• _PROBLEM STATEMENT_: Which lines of the entries below include "Interações"? List them all.

*** SUPPLIED DATA Section Begins ***

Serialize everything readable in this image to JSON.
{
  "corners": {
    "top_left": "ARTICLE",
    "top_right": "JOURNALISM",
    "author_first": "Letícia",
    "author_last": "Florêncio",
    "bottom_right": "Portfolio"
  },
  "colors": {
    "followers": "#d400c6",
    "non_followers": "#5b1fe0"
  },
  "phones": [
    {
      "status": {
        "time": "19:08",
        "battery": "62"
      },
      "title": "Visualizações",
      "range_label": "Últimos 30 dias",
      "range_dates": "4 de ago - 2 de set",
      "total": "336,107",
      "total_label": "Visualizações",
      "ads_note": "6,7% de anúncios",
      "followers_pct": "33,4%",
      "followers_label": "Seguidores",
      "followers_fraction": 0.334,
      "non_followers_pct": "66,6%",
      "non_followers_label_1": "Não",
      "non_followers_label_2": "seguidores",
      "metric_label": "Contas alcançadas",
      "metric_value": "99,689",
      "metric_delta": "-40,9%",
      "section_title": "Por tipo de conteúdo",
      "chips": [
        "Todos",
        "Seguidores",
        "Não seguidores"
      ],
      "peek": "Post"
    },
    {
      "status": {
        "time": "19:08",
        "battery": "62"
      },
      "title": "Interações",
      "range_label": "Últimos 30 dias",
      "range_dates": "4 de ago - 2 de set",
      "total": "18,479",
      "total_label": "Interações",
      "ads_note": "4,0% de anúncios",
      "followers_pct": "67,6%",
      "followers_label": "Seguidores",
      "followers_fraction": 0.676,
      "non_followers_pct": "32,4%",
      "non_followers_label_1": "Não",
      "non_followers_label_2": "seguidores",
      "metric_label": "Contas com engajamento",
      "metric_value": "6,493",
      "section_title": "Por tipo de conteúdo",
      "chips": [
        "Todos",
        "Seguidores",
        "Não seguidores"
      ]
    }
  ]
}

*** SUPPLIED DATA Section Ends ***

• _SOLUTION TO THIS TASK_:
      "title": "Interações",
      "total_label": "Interações",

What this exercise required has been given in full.